Some might point to separating the residents from one another so as to keep their behavior from compounding. Maybe it hasn’t been said publicly, but it has been implied or passed through the grapevine that MIT struggles to provide the resources necessary to students with pre-existing conditions when those students are all grouped in one place. Namely, Senior House (as an alternative and safe space) tends to attract people who have mental health issues. MIT administrators feel that these students would be easier to assist if they were distributed more evenly throughout the dorms. But to distribute our residents does not better ensure our success. The conversations that can be had with residents who understand your own mental health issues because they too have experienced them are priceless. This support system is more valuable than an administrator will ever be to me. If MIT were to distribute these “problem students,” it might help Senior House’s graduation rate and normalize the dorms’ graduation rates, but it’s hard to say that it would actually benefit the students dealing with the mental health issues. A community of peers that understands and supports one another will always be stronger than a top down approach. We are willing to work with the administration to help with our mental health issues. Again, we want to be healthy, happy, and educated. But the current steps being taken are polarizing.

Instead, work with us.

Give us access to the data. Let us look critically at our own community to determine what our issues are. And let us work with you to fix these issues.

For a very long time, Senior House has advocated for more mental health professionals to support our community. We asked that our Area Director have mental health training. We ask that the instated members to our community have not only the professional training to help us, but also HIPAA protections. To truly support a community that is disproportionately afflicted by mental health issues, give us mental health support and security. Help us create a community that leads towards growth and healing, not towards bureaucratic report systems that instill fear and distrust.
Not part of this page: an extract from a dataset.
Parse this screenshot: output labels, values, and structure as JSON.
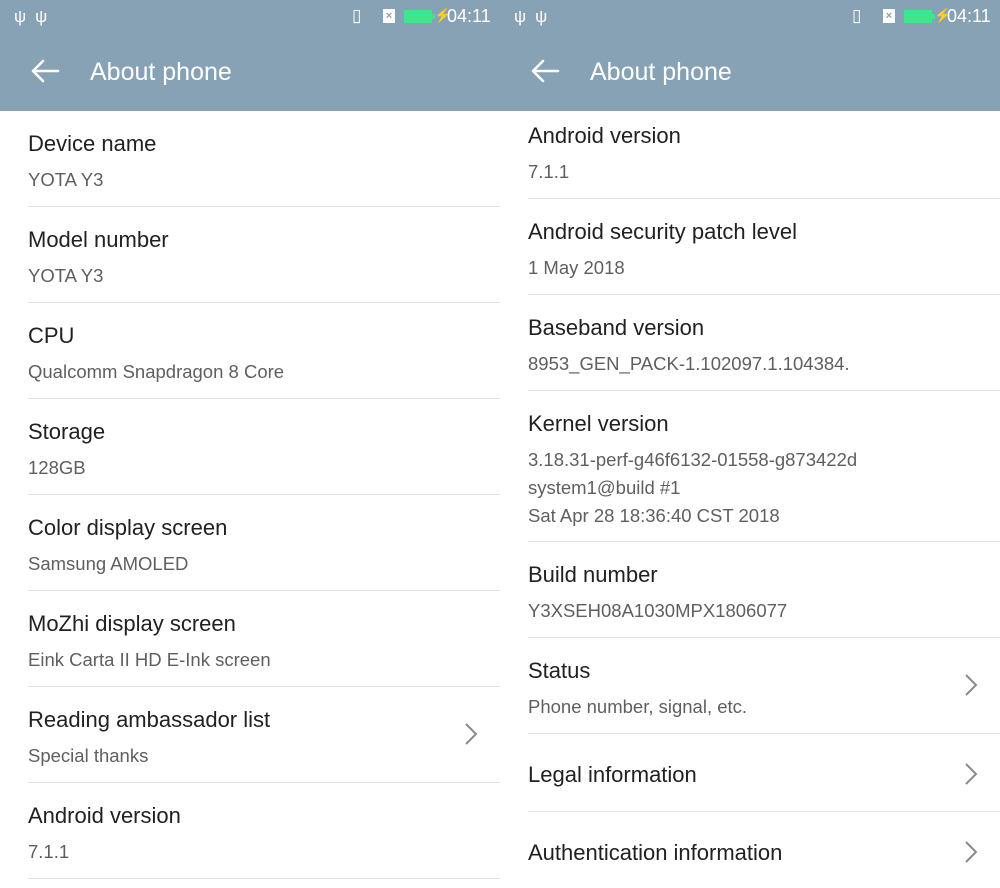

In our incoming house team and live in staff, give us mental health support. Please. We need it. Many of us have mental health issues. We’ve been asking for this support for sometime.

Create the turnaround committee. Let us look at ways to make Senior House excel, together.

But what I ask that you don’t do is to restrict our incoming freshmen. By closing access to a community that hugely supports people with mental health issues, LGBTQ-identifying people, and lower income students, you are robbing the freshman of a safe space and a home. I would not still be attending MIT today if I had not lived in Senior House. As much as I needed Senior House, incoming freshmen will too. To not let students who would otherwise live in Senior House do so is to rob them of a community that supports and celebrates aspects of society that many other communities ignore or demean.

To be LGBTQ, lower income, a racial minority, or mentally unwell should not be stigmatized. As these issues are so implicated with lower graduation rates, please do not make such hasty decisions based on this data that will rob the incoming class of “alternative” MIT students of a safe space. Please reconsider your decision to block the incoming freshman from Senior House.

I ask that you give us time with the new house team and turnaround committee, access to data, and agreed upon quantified metrics of success. I ask that you give us the mental health resources we have been asking for. I ask that you look at the broader scope of “success.” I ask that you allow us to have this conversation over the course of the next year, in person, on campus. And, in the meantime, I ask that you give MIT’s incoming class the opportunity to live within the alternative support space that Senior House is.